When I first heard that a recent U.S. airstrike hit an MSF hospital, I was appalled. MSF does critical work to help those in need, regardless of who they are, in especially dangerous situations. They often provide care when nobody else will, and their neutrality is critical to their ability to do that. This work treats people based on their humanity alone. Hearing that their work suffered such a tragedy is awful news.
But I’m also not surprised. The way that the U.S. has been conducting warfare, it was bound to happen. Things like this have already happened. Jails have been bombed. Funerals, too. In the first year of coalition fighting against ISIS, they have reportedly killed more than 500 civilians in Syria and Iraq [pdf].
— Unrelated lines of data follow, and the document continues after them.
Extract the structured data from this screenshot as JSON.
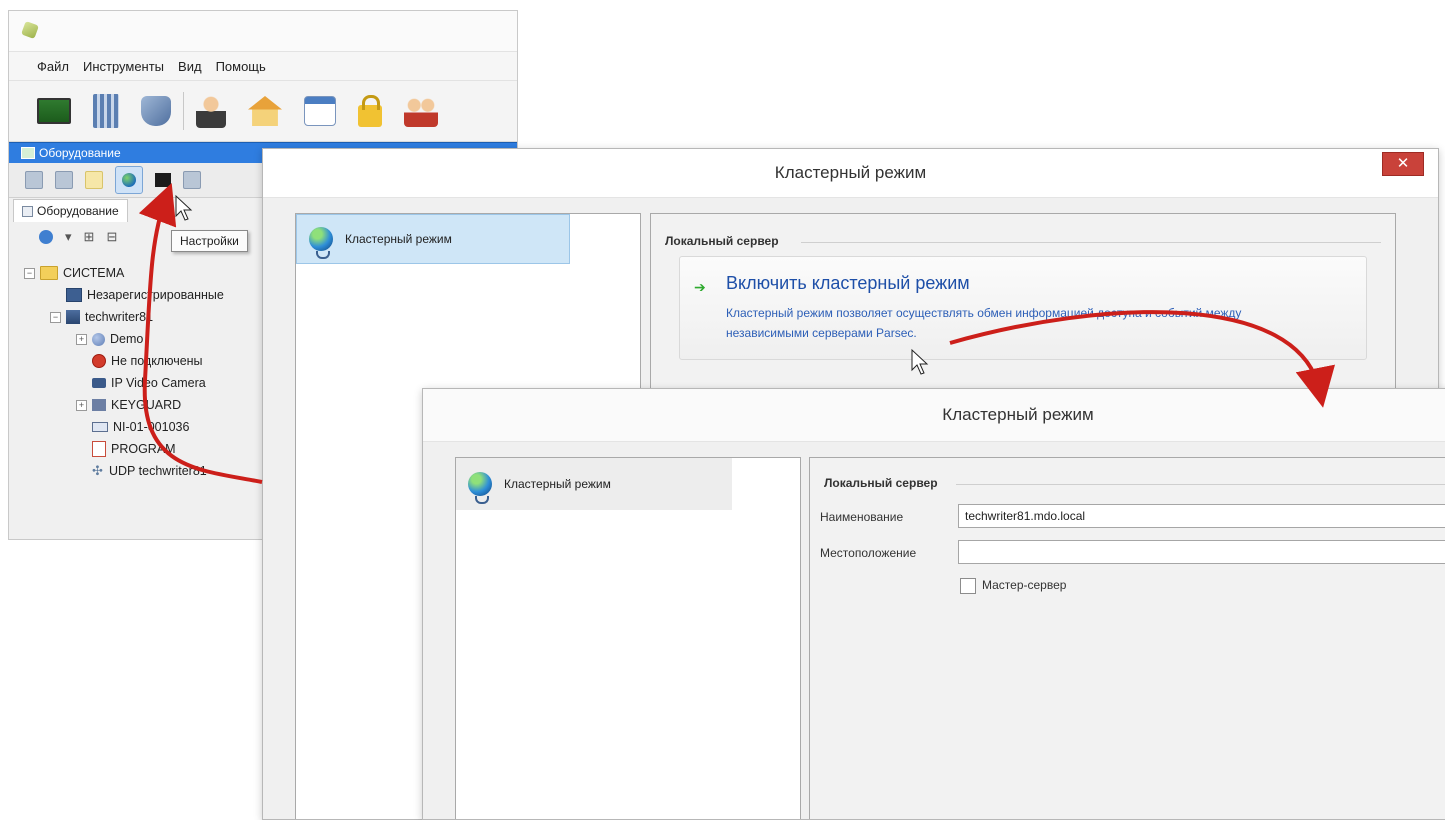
{
  "app": {
    "menu": [
      "Файл",
      "Инструменты",
      "Вид",
      "Помощь"
    ],
    "toolbar_icons": [
      "equipment-board-icon",
      "building-icon",
      "shield-icon",
      "user-icon",
      "house-icon",
      "calendar-icon",
      "lock-icon",
      "users-icon"
    ],
    "panel_title": "Оборудование",
    "tab_label": "Оборудование",
    "tooltip": "Настройки",
    "tree": [
      {
        "label": "СИСТЕМА",
        "icon": "folder-icon",
        "expander": "−",
        "level": 0
      },
      {
        "label": "Незарегистрированные",
        "icon": "pc-icon",
        "expander": "",
        "level": 1
      },
      {
        "label": "techwriter81",
        "icon": "server-icon",
        "expander": "−",
        "level": 1
      },
      {
        "label": "Demo",
        "icon": "globe-icon",
        "expander": "+",
        "level": 2
      },
      {
        "label": "Не подключены",
        "icon": "stop-icon",
        "expander": "",
        "level": 2
      },
      {
        "label": "IP Video Camera",
        "icon": "camera-icon",
        "expander": "",
        "level": 2
      },
      {
        "label": "KEYGUARD",
        "icon": "keyguard-icon",
        "expander": "+",
        "level": 2
      },
      {
        "label": "NI-01-001036",
        "icon": "ni-icon",
        "expander": "",
        "level": 2
      },
      {
        "label": "PROGRAM",
        "icon": "program-icon",
        "expander": "",
        "level": 2
      },
      {
        "label": "UDP techwriter81",
        "icon": "udp-icon",
        "expander": "",
        "level": 2
      }
    ]
  },
  "dialog1": {
    "title": "Кластерный режим",
    "close": "✕",
    "nav_item": "Кластерный режим",
    "group_title": "Локальный сервер",
    "command_title": "Включить кластерный режим",
    "command_desc": "Кластерный режим позволяет осуществлять обмен информацией доступа и событий между независимыми серверами Parsec."
  },
  "dialog2": {
    "title": "Кластерный режим",
    "nav_item": "Кластерный режим",
    "group_title": "Локальный сервер",
    "name_label": "Наименование",
    "name_value": "techwriter81.mdo.local",
    "location_label": "Местоположение",
    "location_value": "",
    "master_label": "Мастер-сервер",
    "master_checked": false
  },
  "colors": {
    "arrow": "#cc1f1a",
    "panel_header": "#2f7de0",
    "link": "#1e4fa8",
    "close": "#c9423a"
  }
}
This is what comes from bombing everything that moves. The New York Times reported that “the joke was that when the C.I.A. sees “three guys doing jumping jacks,” the agency thinks it is a terrorist training camp, said one senior official.” And this line of thinking leads to things like classifying the dead – after killing them already – in a manner that “in effect counts all military-age males in a strike zone as combatants, according to several administration officials, unless there is explicit intelligence posthumously proving them innocent.”
This may seem like a tangent, but the inequality of lives on the ground versus American lives is one that leads to a lack of oversight or a trigger-happy order that leaves a long trail of fatalities.
Dider Fassin writes about the “inequality of lives” in the context of MSF in a very different, but enlightening, way. In an essay titled “Inequalities of Lives, Hierarchies of Humanity” in the edited collection In the Name of Humanity, Fassin highlights flaws in humanitarianism’s attempt to treat all lives as equal in light of the fact that some are more privileged than others.
Fassin’s chapter highlights the perceived differences between those who assist and those who are assisted; those who are sacred and those who are sacrificed. He also cites the death of MSF workers in Iraq – and the organization’s subsequent handling of that incident – as emblematic of this hierarchy. It’s an analysis that may very well prove relevant as more information comes out about the recent US bombing and as the media and state narratives about it continue to take shape. But for now, I think the framing of hierarchies and inequalities also applies to the bombing itself.
MSF released a statement charging that the US knew the hospital was there before and during the sustained bombing campaign:
As it does in all conflict contexts, MSF communicated the precise locations of its facilities to all parties on multiple occasions over the past months, including most recently on September 29.
The bombing in Kunduz continued for more than 30 minutes after American and Afghan military officials in Kabul and Washington were first informed by MSF that its hospital was struck.
The decision to knowingly bomb an area close to a hospital (or, even worse, bomb a hospital directly and intentionally) is a decision made on a calculation. Whose bodies are worth protecting, and whose are worth sacrificing? Time and again, civilian lives in the Middle East are not worth as much as others’. Even doctors treating patients cannot be exempt from the warfare going on around them. As Fassin writes: “under the moral economy of Western armies, the sacrifice of civilians is the undesired but necessary burden of, at best, establishing human rights or exporting democracy or at worst, of protecting private and national interests.”